Optically the Olympus 75-300mm does very well, but not where you'd want it to - it's super-sharp at 70mm, not at the 300mm where I suspect the grand majority of users will want to use this lens. At 300mm, it's only above average, there's noticeable chromatic aberration, and the maximum aperture of ƒ/6.7 is one of the slowest I've seen for SLR lenses (even Tamron and Sigma seem to draw the line at ƒ/6.3).

It was true then, and it remains true for this lens: one thing Olympus did do right was reduce the MSRP from $800 to $550. So, it may not be a fantastic lens, but it's good for the job, and now it doesn't put too much of a dent in your wallet.

Product Photos

Sample Photos

The VFA target should give you a good idea of sharpness in the center and corners, as well as some idea of the extent of barrel or pincushion distortion and chromatic aberration, while the Still Life subject may help in judging contrast and color. We shoot both images using the default JPEG settings and manual white balance of our test bodies, so the images should be quite consistent from lens to lens.

As appropriate, we shoot these with both full-frame and sub-frame bodies, at a range of focal lengths, and at both maximum aperture and ƒ/8. For the ''VFA'' target (the viewfinder accuracy target from Imaging Resource), we also provide sample crops from the center and upper-left corner of each shot, so you can quickly get a sense of relative sharpness, without having to download and inspect the full-res images. To avoid space limitations with the layout of our review pages, indexes to the test shots launch in separate windows.

Olympus 75-300mm f/4.8-6.7 II ED M.Zuiko Digital User Reviews

9.0/10 average of 2 reviews Build Quality 8.5/10 Image Quality 8.5/10
  • 9 out of 10 points and recommended by (2 reviews)
    Compact, lightweight, fast focus, afordable.
    Image quality a bit soft at 300MM ... but for the price!

    I am coming off a Nikon, latest being a D300. I could NEVER afford nor carry a 600mm Nikon.
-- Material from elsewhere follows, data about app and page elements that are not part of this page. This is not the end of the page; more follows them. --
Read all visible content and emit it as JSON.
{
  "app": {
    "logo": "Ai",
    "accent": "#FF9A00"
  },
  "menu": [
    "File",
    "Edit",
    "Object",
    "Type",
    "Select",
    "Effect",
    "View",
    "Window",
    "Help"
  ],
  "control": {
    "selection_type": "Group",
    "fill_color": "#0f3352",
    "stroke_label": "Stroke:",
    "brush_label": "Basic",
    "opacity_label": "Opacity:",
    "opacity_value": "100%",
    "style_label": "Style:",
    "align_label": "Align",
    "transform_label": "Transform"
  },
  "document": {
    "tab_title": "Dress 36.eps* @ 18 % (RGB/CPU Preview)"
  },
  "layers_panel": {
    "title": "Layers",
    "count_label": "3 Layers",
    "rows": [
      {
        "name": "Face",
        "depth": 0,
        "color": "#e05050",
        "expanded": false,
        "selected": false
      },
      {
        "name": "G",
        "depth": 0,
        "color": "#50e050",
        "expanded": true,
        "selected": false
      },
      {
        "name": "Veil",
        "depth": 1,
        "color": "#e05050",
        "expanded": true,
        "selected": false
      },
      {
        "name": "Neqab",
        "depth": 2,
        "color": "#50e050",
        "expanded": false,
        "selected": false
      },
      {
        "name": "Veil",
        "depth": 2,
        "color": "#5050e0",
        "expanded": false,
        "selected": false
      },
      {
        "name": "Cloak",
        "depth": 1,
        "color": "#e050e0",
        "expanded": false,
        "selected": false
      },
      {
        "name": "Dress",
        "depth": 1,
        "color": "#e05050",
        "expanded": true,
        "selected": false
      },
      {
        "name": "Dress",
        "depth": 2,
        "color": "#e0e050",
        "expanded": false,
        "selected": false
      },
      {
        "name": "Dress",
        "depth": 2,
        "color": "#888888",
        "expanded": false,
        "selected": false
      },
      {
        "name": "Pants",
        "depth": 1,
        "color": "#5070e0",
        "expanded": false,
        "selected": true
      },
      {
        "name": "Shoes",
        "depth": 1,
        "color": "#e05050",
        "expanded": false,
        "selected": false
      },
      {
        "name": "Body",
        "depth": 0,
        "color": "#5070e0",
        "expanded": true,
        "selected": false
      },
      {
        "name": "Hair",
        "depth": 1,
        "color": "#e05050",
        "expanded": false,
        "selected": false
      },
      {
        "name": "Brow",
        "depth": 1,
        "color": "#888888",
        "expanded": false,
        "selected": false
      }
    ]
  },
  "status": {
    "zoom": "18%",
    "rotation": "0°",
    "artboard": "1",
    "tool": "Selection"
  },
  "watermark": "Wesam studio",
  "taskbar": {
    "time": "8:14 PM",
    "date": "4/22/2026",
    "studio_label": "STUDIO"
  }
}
Key advantages.
    1. Getting bird and other nature shots not previously achievable. Don't underestimate this point, a good quality shot is better than an outstanding quality shot you couldn't take.
    2. I can carry this all day, easily, not even in a backpack.
    3. It was affordable, frankly $550 is a bargain when used to paying Nikon prices.
    4. I am getting sharp images at 300mm (600 equivalent) hand held at 1/250 sec. Which I am very happy about. E-M1 stabilization at work.
    5. Cant wait for the 300mm Pro prime due in 2015.
    6. Light enough to use the E-M1 tripod support. Doesn't need its own tripod collar.
    Summary happy with this lens and delighted I switched from Nikon DX to OMD E-M1.

    reviewed September 27th, 2014 (purchased for $550)
  • 9 out of 10 points and recommended by (1 reviews)
    light weight, reasonably sharp-I get photos that are sharper than I got with nikon D800 + nikon 300mm F2.8

    Over all rated 9- good value for the money
    Construction 9. It is plastic, no lens hood
    Optically 9. Sharp, lens does not creep, i.e. feather detail shows clearly - i.e. the feather components, color rendition is accurate, have not shot to induce flare. No noticeable barrel or pin cushion or chromatic aberration noted subjectively but suspect if bench tested it may?. I am getting pictures I was never able to get with my nikon gear - that I have traded in for the olympus system.--no regrets

    reviewed July 2nd, 2014 (purchased for $549)